Freqphase's real magic isn't so much in the balance of each part of the frequency curve, but in how the improved timing sets out the audio in a more natural, realistic way. This isn't just sound spread around from left to right, but with real depth: you can tell how the orchestra was arranged in classical music, for instance, while live band recordings are more authentic.


With a starting price of $1,149 – more if you want to go further with your customization – the JH16 Pro IEMs remain a luxury for the audiophile. Not only are they expensive period, they're also expensive in a world where low-cost custom earphones are becoming more widely available.

Nonetheless, there's certainly a market for them, and indeed a good reason for their existence in the first place. Freqphase may have a somewhat gimmicky name, but the sound quality it delivers is no joke: suddenly, the JH16 Pros become a legitimate, no-compromise alternative to a high-end speaker system, with all the soundstage merits that would usually bring.

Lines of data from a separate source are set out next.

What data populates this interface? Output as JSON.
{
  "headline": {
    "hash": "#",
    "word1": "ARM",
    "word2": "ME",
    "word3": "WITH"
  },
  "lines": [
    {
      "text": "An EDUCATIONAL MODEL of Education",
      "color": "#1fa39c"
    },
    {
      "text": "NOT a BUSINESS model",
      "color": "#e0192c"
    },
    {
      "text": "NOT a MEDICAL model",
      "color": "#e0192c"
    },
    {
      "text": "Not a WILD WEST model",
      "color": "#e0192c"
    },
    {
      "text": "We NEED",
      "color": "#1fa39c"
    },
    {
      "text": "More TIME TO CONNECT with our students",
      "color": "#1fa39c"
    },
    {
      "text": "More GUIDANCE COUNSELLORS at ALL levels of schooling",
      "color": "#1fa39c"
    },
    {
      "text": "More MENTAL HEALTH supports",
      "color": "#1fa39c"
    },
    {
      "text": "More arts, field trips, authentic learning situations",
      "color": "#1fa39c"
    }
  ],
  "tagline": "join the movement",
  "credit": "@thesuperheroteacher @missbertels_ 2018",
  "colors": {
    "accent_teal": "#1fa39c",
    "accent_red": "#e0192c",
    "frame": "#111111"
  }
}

You need to treat your audio properly to get the most out of the JH16 Pro IEMs. Pair them with a decent media player, for a start, and sufficiently high-quality source audio – if that's digital, then 320kbps at the least, but lossless would be preferable – to feed them, since IEMs of this quality are just as capable of highlighting the shortcomings of poor recordings as they are at drawing out the great parts of quality ones. It's that expert treatment that the JH16 Pro and Freqphase brings that makes the earphones worthwhile, though, and what makes them the aspiration of any true music lover.